Jordan was far from the only student to speak. A young girl holding up one end of a sign that read “Nothing about us, without us, is for us!” declared “I am angry! I am PISSED! And I want JUSTICE!” in ringing tones, and Devan, a poet, read a poem over the people's mic.
Perhaps the most remarkable thing about this event was the way in which it brought together those who might be considered adversaries in a conversation about the things they feel are hurting schools.
Students spoke about the pressure of high-stakes testing, but also of their teachers' hard work and low pay. Teachers worried that their students were not learning because they were cramming for tests, and parents called for teachers to be supported, not threatened.
Rosie Frascella, a teacher and one of the organizers of this general assembly, told me before the event happened that invitations to speak had been issued to Mayor Mike Bloomberg and Schools Chancellor Dennis Walcott.
“If Chancellor Walcott and Bloomberg choose to show up, they will have the same opportunity to speak as all of us, and to show them what a democratic process looks like, because obviously they don't know,” she said.
The Fight in New York
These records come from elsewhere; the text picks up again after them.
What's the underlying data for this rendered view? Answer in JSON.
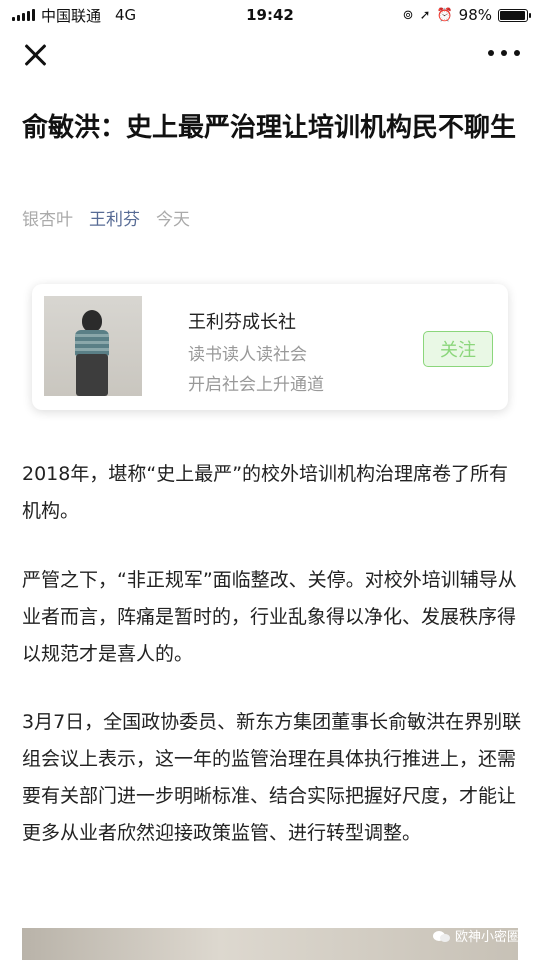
{
  "status_bar": {
    "carrier": "中国联通",
    "network": "4G",
    "time": "19:42",
    "battery": "98%",
    "battery_level": 0.98
  },
  "article": {
    "title": "俞敏洪：史上最严治理让培训机构民不聊生",
    "source": "银杏叶",
    "author": "王利芬",
    "date": "今天",
    "paragraphs": [
      "2018年，堪称“史上最严”的校外培训机构治理席卷了所有机构。",
      "严管之下，“非正规军”面临整改、关停。对校外培训辅导从业者而言，阵痛是暂时的，行业乱象得以净化、发展秩序得以规范才是喜人的。",
      "3月7日，全国政协委员、新东方集团董事长俞敏洪在界别联组会议上表示，这一年的监管治理在具体执行推进上，还需要有关部门进一步明晰标准、结合实际把握好尺度，才能让更多从业者欣然迎接政策监管、进行转型调整。"
    ]
  },
  "profile_card": {
    "name": "王利芬成长社",
    "description": "读书读人读社会\n开启社会上升通道",
    "follow_label": "关注"
  },
  "watermark": {
    "text": "欧神小密圈"
  },
  "colors": {
    "author_link": "#576b95",
    "follow_green": "#8bd67b",
    "meta_gray": "#aaaaaa"
  }
}
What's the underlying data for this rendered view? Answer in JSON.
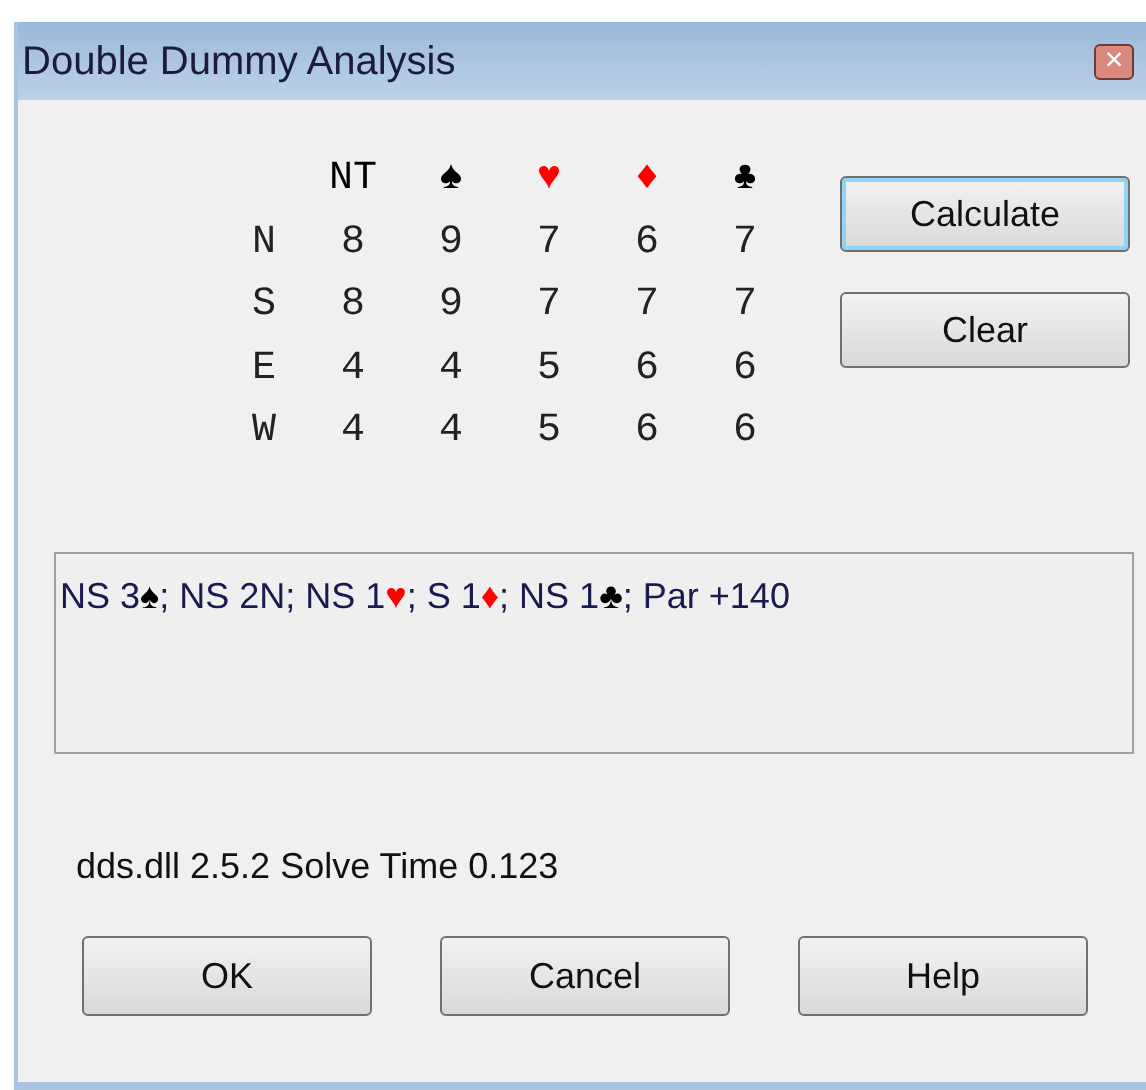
{
  "window": {
    "title": "Double Dummy Analysis",
    "close": "×"
  },
  "table": {
    "columns": [
      {
        "label": "NT",
        "color": "#000000"
      },
      {
        "label": "♠",
        "color": "#000000"
      },
      {
        "label": "♥",
        "color": "#ff0000"
      },
      {
        "label": "♦",
        "color": "#ff0000"
      },
      {
        "label": "♣",
        "color": "#000000"
      }
    ],
    "rows": [
      {
        "label": "N",
        "cells": [
          "8",
          "9",
          "7",
          "6",
          "7"
        ]
      },
      {
        "label": "S",
        "cells": [
          "8",
          "9",
          "7",
          "7",
          "7"
        ]
      },
      {
        "label": "E",
        "cells": [
          "4",
          "4",
          "5",
          "6",
          "6"
        ]
      },
      {
        "label": "W",
        "cells": [
          "4",
          "4",
          "5",
          "6",
          "6"
        ]
      }
    ]
  },
  "side_buttons": [
    {
      "label": "Calculate",
      "focused": true
    },
    {
      "label": "Clear",
      "focused": false
    }
  ],
  "result": [
    {
      "text": "NS 3",
      "color": "#1a1a50"
    },
    {
      "text": "♠",
      "color": "#000000"
    },
    {
      "text": "; NS 2N; NS 1",
      "color": "#1a1a50"
    },
    {
      "text": "♥",
      "color": "#ff0000"
    },
    {
      "text": "; S 1",
      "color": "#1a1a50"
    },
    {
      "text": "♦",
      "color": "#ff0000"
    },
    {
      "text": "; NS 1",
      "color": "#1a1a50"
    },
    {
      "text": "♣",
      "color": "#000000"
    },
    {
      "text": "; Par +140",
      "color": "#1a1a50"
    }
  ],
  "status": "dds.dll 2.5.2 Solve Time 0.123",
  "buttons": [
    "OK",
    "Cancel",
    "Help"
  ]
}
The first Occupy the Department of Education (Occupy the DOE) action took place on October 25 at the Panel for Educational Policy's regular public meeting where teachers, parents and students are invited to speak to the city's education policymakers—but on the policymakers' terms.
“The PEP represents the struggle of OWS in many ways. The PEP is essentially mayoral control, the mayor appoints eight out of 13 panelists, so whatever Bloomberg decides, he makes sure that his panelists vote in alliance with his beliefs. It's very clear who the 1 percent is in education: Bloomberg and Chancellor Walcott. The rest of us feel like the 99 percent: teachers, students, and parents,” Frascella said.
Brian Jones, a teacher at Brooklyn's PS 261, told me there was intense frustration with the PEP among parents and teachers who had gone to many meetings and testified through the approved channels, only to have their voices ignored. “When they tried to close the 19 schools people testified until four in the morning, hundreds testified, and the PEP of course votes with the mayor,” he said. “We’re going through these motions of democracy even though what stands behind it is a dictatorship.”
The discussion that night was supposed to have been on new standards to be implemented in the schools. “We should’ve had the discussion before the implementation of such standards,” Jones said. “These standards were funded by Bill Gates. The guy who wrote them is not even a teacher. it’s like having a Surgeon General who never practiced medicine.”